Ever since the Nord Stream sabotage took place, I’ve argued that Ukraine is the most likely culprit.
It had a strong motive: eliminating Germany’s incentive to defect from the pro-Ukraine coalition. It would have been much less risky for Ukraine than for either Russia or a NATO country. There’s precedent: Ukraine has carried out numerous sabotage operations during the war. And in the summer of 2022, Germany was actually warned about a possible Ukrainian attack on the pipelines.
Back in March, various Western newspapers reported that “pro-Ukraine saboteurs” may have been responsible. Although there was “no evidence” that Zelensky or his top generals were involved, the saboteurs “might have connections to the Ukrainian Government or its security services”, wrote the New York Times.
In its own reporting, the Times referred to a “suspected private sponsor, a Ukrainian not affiliated with President Zelensky’s government”, and claimed that his name “has been circulating in intelligence circles for months”.
The alleged plot involved “a yacht, elite divers, forged passports and the procurement of shaped explosive charges only available to the gas and oil industry”. The yacht, where it is said investigators found “traces of explosives”, was later identified as the Andromeda – a 50ft pleasure boat.
As to who the “suspect private sponsor” might be, German newspaper Süddeutsche Zeitung reported that he is a “Ukrainian oligarch” who “used to be active in politics”, and that the sabotage took place on his birthday. All this points to former Ukrainian President Petro Poroshenko, whose birthday is September 26th – the date of the bombing.
In the latest development, the Times reports that Germany’s Federal Office of Criminal Investigation is “exploring fresh leads in a theory implicating Ukraine”. (The theory is the same as before – the one involving the Andromeda.)
Investigators think the attack “could only have been carried out with help from a state security service”, and they have “uncovered evidence that may point to Ukrainian involvement”. Note that until the reports about “pro-Ukraine saboteurs” appeared, European officials had been insisting that a “state actor” must be responsible.
In addition to the two Ukrainians who are said to have founded the company that rented the Andromeda, German authorities have identified two others who may have been part of the ship’s crew – one of whom is believed to have served in the army.
The main reason to doubt the ‘Andromeda theory’ is that it’s difficult to believe such a small team of people, using only a pleasure boat, would have been able to carry out the operation. It’s a “James Bond” theory, as one commentator put it. On the other hand, U.S. national security advisor Fiona Hill has said that “Ukraine could have found a way of doing this: we’ve seen them be extremely inventive”.
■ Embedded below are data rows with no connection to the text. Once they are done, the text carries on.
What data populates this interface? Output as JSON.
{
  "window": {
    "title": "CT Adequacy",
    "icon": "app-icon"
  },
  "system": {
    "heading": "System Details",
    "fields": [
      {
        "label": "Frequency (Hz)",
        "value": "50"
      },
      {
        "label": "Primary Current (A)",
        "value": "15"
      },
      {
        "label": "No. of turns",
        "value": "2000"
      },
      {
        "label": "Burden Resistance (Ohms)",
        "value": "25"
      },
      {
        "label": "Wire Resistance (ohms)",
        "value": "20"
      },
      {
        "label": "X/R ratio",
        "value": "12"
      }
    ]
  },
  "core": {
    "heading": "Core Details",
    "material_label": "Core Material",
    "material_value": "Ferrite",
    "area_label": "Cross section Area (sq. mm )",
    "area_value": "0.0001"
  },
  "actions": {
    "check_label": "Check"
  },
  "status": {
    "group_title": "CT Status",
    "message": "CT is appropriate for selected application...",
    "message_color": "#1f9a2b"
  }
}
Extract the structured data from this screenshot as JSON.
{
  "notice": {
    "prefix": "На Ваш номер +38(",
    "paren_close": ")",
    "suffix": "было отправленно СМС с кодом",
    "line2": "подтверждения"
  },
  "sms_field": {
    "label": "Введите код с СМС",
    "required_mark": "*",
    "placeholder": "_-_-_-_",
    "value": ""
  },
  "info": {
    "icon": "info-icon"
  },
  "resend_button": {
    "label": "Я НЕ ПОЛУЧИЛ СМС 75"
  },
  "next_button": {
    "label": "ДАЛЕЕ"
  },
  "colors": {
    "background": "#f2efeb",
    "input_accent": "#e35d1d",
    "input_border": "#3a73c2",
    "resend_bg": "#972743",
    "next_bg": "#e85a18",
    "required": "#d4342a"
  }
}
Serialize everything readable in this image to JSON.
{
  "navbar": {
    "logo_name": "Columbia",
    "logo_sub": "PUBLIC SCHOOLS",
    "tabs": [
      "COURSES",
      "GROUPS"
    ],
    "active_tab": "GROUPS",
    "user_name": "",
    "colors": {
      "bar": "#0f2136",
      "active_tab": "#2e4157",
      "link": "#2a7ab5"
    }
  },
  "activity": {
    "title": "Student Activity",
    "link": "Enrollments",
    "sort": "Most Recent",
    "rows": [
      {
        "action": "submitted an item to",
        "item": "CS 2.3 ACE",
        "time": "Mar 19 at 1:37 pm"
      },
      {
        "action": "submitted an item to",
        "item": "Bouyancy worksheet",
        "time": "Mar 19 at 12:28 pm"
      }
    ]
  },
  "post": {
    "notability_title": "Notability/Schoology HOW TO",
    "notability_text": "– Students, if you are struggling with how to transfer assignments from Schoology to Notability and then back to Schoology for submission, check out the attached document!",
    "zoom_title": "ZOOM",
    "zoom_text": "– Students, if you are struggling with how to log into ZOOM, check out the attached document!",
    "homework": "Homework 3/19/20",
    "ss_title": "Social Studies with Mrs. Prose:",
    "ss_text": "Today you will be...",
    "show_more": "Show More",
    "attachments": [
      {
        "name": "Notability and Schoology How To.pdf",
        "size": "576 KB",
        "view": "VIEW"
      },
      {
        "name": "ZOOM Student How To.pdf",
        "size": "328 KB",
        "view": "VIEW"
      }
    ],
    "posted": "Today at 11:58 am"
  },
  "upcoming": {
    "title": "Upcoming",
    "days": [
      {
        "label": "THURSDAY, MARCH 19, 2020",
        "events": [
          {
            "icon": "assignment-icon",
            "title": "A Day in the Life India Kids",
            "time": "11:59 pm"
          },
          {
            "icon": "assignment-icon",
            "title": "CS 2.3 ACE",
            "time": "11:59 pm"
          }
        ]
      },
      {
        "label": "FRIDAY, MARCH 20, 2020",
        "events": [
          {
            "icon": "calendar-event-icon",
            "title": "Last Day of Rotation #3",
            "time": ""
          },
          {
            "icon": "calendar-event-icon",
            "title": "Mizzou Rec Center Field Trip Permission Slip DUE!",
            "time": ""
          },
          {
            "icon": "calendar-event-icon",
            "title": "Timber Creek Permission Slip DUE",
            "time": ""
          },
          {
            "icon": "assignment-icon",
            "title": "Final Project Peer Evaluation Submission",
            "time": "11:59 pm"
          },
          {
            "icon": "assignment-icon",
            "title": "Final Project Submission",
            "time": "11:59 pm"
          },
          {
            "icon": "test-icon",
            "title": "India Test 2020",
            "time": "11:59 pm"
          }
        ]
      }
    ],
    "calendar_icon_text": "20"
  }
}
Aside from the possibility that Russia is responsible, something of which German investigators are apparently “unconvinced”, the main rival theory is Seymour Hersch’s – which pins the blame on U.S. President Joe Biden. While his story may yet be corroborated, various inaccuracies and inconsistencies have been identified and I don’t find it nearly as plausible as the one implicating Ukraine.
The latest inaccuracy in Hersch’s reporting concerns his article ‘THE UKRAINE REFUGEE QUESTION’, where he includes Hungary in a list of countries that are “allies of Ukraine and declared enemies of Vladimir Putin”. This simply isn’t true: Hungary’s Prime Minister Viktor Orbán has been highly critical of Zelensky and is generally considered Europe’s most Russian-friendly leader.
According to leaked documents seen by the Washington Post, Zelensky has expressed “rage” toward Hungary and even suggested blowing up the Druzhba pipeline which transports oil from Russia. So it sounds like the feeling’s mutual. (Incidentally, the Post’s revelation constitutes further circumstantial evidence for Ukrainian involvement in the Nord Stream sabotage.)
If Hersch can’t get basic details right, it’s hard to trust his more audacious claims about the bombing of Nord Stream. I still don’t buy it.